-- Opening Marker --

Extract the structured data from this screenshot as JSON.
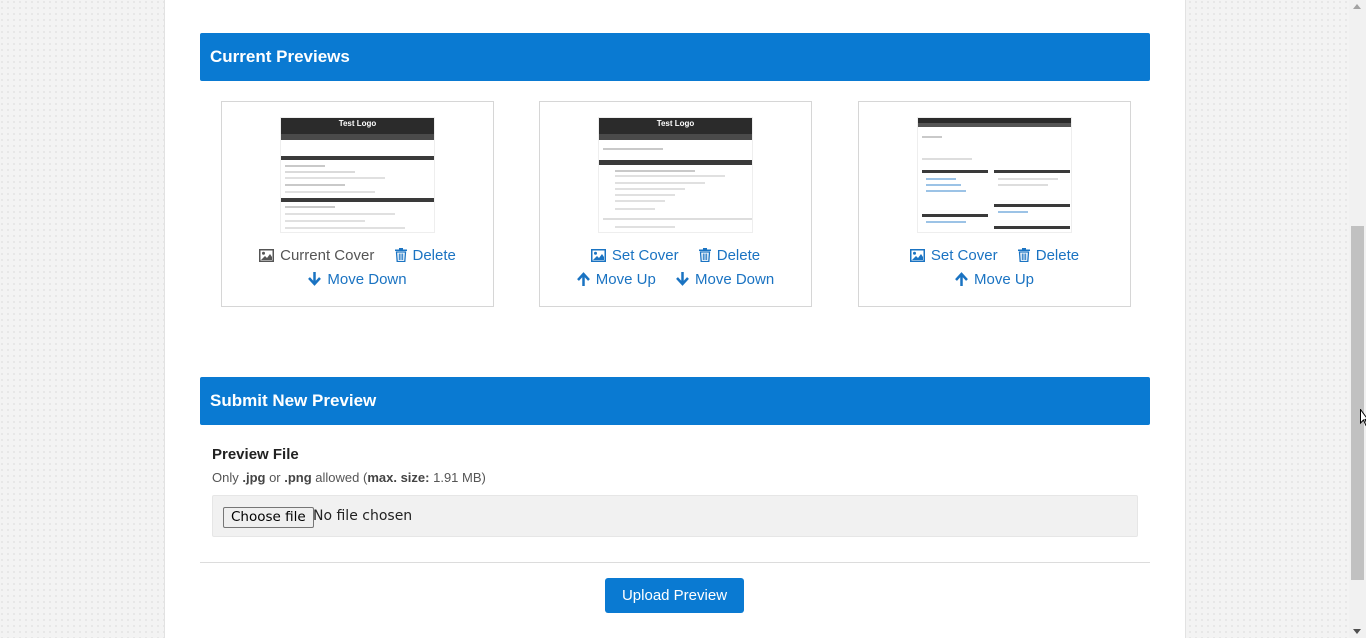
{
  "current_previews": {
    "title": "Current Previews",
    "cards": [
      {
        "thumb_logo": "Test Logo",
        "row1": [
          {
            "label": "Current Cover",
            "icon": "image-icon"
          },
          {
            "label": "Delete",
            "icon": "trash-icon"
          }
        ],
        "row2": [
          {
            "label": "Move Down",
            "icon": "arrow-down-icon"
          }
        ]
      },
      {
        "thumb_logo": "Test Logo",
        "row1": [
          {
            "label": "Set Cover",
            "icon": "image-icon"
          },
          {
            "label": "Delete",
            "icon": "trash-icon"
          }
        ],
        "row2": [
          {
            "label": "Move Up",
            "icon": "arrow-up-icon"
          },
          {
            "label": "Move Down",
            "icon": "arrow-down-icon"
          }
        ]
      },
      {
        "thumb_logo": "",
        "row1": [
          {
            "label": "Set Cover",
            "icon": "image-icon"
          },
          {
            "label": "Delete",
            "icon": "trash-icon"
          }
        ],
        "row2": [
          {
            "label": "Move Up",
            "icon": "arrow-up-icon"
          }
        ]
      }
    ]
  },
  "submit_preview": {
    "title": "Submit New Preview",
    "field_label": "Preview File",
    "hint": {
      "prefix": "Only ",
      "ext1": ".jpg",
      "or": " or ",
      "ext2": ".png",
      "allowed": " allowed (",
      "max_label": "max. size:",
      "max_value": " 1.91 MB)"
    },
    "choose_button": "Choose file",
    "no_file_text": "No file chosen",
    "upload_button": "Upload Preview"
  },
  "colors": {
    "accent": "#0a7ad2",
    "link": "#1a73c2"
  }
}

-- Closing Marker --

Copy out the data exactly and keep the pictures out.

— SOLUTION TO THIS TASK —
Extract the structured data from this screenshot as JSON.
{
  "current_previews": {
    "title": "Current Previews",
    "cards": [
      {
        "thumb_logo": "Test Logo",
        "row1": [
          {
            "label": "Current Cover",
            "icon": "image-icon"
          },
          {
            "label": "Delete",
            "icon": "trash-icon"
          }
        ],
        "row2": [
          {
            "label": "Move Down",
            "icon": "arrow-down-icon"
          }
        ]
      },
      {
        "thumb_logo": "Test Logo",
        "row1": [
          {
            "label": "Set Cover",
            "icon": "image-icon"
          },
          {
            "label": "Delete",
            "icon": "trash-icon"
          }
        ],
        "row2": [
          {
            "label": "Move Up",
            "icon": "arrow-up-icon"
          },
          {
            "label": "Move Down",
            "icon": "arrow-down-icon"
          }
        ]
      },
      {
        "thumb_logo": "",
        "row1": [
          {
            "label": "Set Cover",
            "icon": "image-icon"
          },
          {
            "label": "Delete",
            "icon": "trash-icon"
          }
        ],
        "row2": [
          {
            "label": "Move Up",
            "icon": "arrow-up-icon"
          }
        ]
      }
    ]
  },
  "submit_preview": {
    "title": "Submit New Preview",
    "field_label": "Preview File",
    "hint": {
      "prefix": "Only ",
      "ext1": ".jpg",
      "or": " or ",
      "ext2": ".png",
      "allowed": " allowed (",
      "max_label": "max. size:",
      "max_value": " 1.91 MB)"
    },
    "choose_button": "Choose file",
    "no_file_text": "No file chosen",
    "upload_button": "Upload Preview"
  },
  "colors": {
    "accent": "#0a7ad2",
    "link": "#1a73c2"
  }
}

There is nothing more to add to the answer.